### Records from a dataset

──────────

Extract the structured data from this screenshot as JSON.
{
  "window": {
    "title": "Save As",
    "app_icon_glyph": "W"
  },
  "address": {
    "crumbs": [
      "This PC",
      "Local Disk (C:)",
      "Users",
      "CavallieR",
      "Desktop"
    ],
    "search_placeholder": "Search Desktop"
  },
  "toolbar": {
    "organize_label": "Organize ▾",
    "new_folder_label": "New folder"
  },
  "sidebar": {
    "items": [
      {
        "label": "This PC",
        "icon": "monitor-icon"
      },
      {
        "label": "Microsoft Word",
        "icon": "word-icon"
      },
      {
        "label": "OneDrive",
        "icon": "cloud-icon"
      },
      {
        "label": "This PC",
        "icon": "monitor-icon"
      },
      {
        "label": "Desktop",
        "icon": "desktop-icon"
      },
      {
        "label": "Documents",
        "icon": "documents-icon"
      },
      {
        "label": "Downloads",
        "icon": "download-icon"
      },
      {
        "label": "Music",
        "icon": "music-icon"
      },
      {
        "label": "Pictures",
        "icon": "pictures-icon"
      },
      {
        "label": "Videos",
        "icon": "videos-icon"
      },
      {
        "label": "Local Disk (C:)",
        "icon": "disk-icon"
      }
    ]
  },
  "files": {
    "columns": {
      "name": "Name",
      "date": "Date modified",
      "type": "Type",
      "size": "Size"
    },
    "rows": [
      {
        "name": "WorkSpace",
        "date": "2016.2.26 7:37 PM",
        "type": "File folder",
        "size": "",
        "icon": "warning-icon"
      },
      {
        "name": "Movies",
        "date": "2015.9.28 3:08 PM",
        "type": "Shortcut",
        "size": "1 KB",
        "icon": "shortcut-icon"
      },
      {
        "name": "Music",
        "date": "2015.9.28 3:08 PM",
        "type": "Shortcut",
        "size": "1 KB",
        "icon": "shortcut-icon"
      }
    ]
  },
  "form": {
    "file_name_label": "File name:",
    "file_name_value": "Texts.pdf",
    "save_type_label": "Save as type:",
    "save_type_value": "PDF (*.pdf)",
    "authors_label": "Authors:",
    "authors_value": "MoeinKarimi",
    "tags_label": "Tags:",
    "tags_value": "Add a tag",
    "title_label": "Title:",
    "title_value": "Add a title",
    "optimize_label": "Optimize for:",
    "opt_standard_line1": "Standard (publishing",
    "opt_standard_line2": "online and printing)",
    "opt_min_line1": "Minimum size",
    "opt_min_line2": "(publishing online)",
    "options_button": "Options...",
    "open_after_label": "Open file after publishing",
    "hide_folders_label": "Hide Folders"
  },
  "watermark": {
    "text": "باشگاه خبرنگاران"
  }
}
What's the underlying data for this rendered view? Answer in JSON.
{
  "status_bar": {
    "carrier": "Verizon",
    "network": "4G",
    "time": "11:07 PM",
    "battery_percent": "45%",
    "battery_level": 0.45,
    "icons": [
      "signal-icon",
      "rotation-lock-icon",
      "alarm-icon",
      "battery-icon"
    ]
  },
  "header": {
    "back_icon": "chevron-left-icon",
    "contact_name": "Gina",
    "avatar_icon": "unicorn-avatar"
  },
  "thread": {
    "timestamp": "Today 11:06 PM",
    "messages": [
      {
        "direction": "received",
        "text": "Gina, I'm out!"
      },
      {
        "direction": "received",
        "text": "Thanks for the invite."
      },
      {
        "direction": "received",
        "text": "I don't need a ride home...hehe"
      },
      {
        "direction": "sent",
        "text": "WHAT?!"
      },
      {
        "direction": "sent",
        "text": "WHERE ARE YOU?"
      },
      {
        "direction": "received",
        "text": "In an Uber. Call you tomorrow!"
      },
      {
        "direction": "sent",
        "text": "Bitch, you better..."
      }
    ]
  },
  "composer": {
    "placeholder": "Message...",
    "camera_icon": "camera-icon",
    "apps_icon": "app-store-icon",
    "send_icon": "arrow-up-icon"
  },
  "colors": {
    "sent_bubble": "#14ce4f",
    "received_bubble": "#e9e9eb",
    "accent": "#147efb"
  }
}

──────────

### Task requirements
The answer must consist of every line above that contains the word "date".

### Response area
      "date": "Date modified",
        "date": "2016.2.26 7:37 PM",
        "date": "2015.9.28 3:08 PM",
        "date": "2015.9.28 3:08 PM",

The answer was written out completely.